Pallone Opposes DOD Exemptions of Environmental Laws
"Thank you Mr. Chairman. I appreciate the opportunity this morning to examine the Department of Defense's proposed exemptions from long standing environmental laws in the name of military readiness. I am greatly concerned that while the proposed exemptions are presented as being narrow in scope, the actual implications to public health and environmental health would be sweeping.
"I am particularly concerned that much of the exemption language lacks clarity, and I have found little documentation that substantiates the military's need to make such gross changes to our nation's environmental statutes. In fact I know that both Governor Christie Todd Whitman, in her role as EPA Administrator and Deputy Secretary of Defense Paul Wolfowitz last May, noted that there was little to no difficulty in maintaining military readiness while complying with existing environmental laws and the current exemptions afforded the DOD.
"In reviewing the exemptions proposed for the Resource Conservation and Recovery Act (RCRA) and the Comprehensive Environmental Response, Compensation and Liability Act (CERCLA) I am particularly troubled by terminology and definitions that I find ambiguous. I am particularly concerned about the implication that such lack of clarity could have in my state of New Jersey that has some terribly contaminated active, inactive, and formerly used military sites.
"For instance, how would the proposed exemptions from CERCLA or RCRA impact the former Raritan Arsenal where both soil and water contamination threaten people who currently work on the site and residents nearby? Migration of on-site contaminated water is now reaching the Raritan River that could pose a threat to both people and the environment.

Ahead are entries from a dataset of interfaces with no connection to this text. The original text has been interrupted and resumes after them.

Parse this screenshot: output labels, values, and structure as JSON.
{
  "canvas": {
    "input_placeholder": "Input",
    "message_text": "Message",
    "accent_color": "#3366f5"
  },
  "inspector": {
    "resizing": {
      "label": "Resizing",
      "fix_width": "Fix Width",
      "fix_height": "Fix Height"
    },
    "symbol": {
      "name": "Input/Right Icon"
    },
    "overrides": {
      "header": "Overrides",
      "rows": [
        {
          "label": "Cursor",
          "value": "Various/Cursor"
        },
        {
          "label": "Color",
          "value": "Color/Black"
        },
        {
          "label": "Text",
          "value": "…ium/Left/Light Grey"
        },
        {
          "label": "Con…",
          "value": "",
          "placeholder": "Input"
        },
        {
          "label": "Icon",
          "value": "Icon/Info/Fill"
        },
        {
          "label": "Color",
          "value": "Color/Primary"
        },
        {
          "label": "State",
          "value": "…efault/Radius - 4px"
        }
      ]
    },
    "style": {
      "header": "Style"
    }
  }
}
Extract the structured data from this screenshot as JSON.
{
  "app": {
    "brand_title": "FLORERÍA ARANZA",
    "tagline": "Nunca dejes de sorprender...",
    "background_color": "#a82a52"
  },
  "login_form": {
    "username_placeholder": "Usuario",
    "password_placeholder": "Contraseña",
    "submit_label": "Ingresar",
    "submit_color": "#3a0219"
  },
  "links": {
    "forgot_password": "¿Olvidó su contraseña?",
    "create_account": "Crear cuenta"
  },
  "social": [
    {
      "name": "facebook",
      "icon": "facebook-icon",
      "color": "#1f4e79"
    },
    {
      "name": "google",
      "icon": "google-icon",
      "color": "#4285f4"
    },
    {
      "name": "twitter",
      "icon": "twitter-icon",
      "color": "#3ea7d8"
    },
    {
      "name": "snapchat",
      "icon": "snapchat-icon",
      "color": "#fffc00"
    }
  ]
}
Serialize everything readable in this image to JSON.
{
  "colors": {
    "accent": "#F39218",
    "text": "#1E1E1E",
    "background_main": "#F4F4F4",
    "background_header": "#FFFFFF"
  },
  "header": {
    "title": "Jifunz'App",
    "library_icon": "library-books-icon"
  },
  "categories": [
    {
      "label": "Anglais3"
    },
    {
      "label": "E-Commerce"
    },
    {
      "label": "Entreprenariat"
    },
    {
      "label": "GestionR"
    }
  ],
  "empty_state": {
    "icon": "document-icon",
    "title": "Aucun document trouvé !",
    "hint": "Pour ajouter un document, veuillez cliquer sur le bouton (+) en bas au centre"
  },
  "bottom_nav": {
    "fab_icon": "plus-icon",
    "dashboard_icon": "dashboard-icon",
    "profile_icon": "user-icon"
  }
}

"I have grave concerns that the exemptions proposed under RCRA would allow the toxic materials at many sites across the country to remain exposed and allowing further contamination of groundwater. Additionally, I am concerned that the exemptions from CERCLA that DOD is proposing would delay cleanup of sites such as Raritan until the contamination migrated well beyond the base boundaries, at which time the problems could be ten times as dangerous and exorbitantly expensive.
"The lack of clarity with regard to these exemptions and their implications are problematic. I have found that DOD does not provide a clear definition of operation or non-operational facilities and I am concerned that this ambiguity will allow the DOD to arbitrarily decide what constitutes an operational verses non-operation verses inactive military site at its will depending on the level of exemption is seeks from environmental compliance.
"I would also like to note that I find the DOD request to be exempt for Clean Air Act provisions ironic given EPA's report last week that 474 cities in this country are out of compliance with ozone standards. While millions of Americans are exposed to unhealthy air and elevated ozone levels, the Administration seeks not only to roll back mercury emission standards, but proposes to exempt a significant contributor to air quality nationwide. While the Administration places more burdens on the States to comply with Clean Air Act provisions and ozone standards, it is doing little, and in fact undermining the States ability to improve its air quality.
"The Bush Administration's attempt to undermine current environmental law under the guise of military readiness not only damages the environment that this body has worked so hard to protect, but it also puts Americans, military families, military personnel and civilians at risk of adverse health impacts from the known or suspected contamination at over 15 million acres of operational, closed or formerly used military installations. The federal government has a responsibility to abide by the very laws it creates, if not, how can we expect others to abide by them."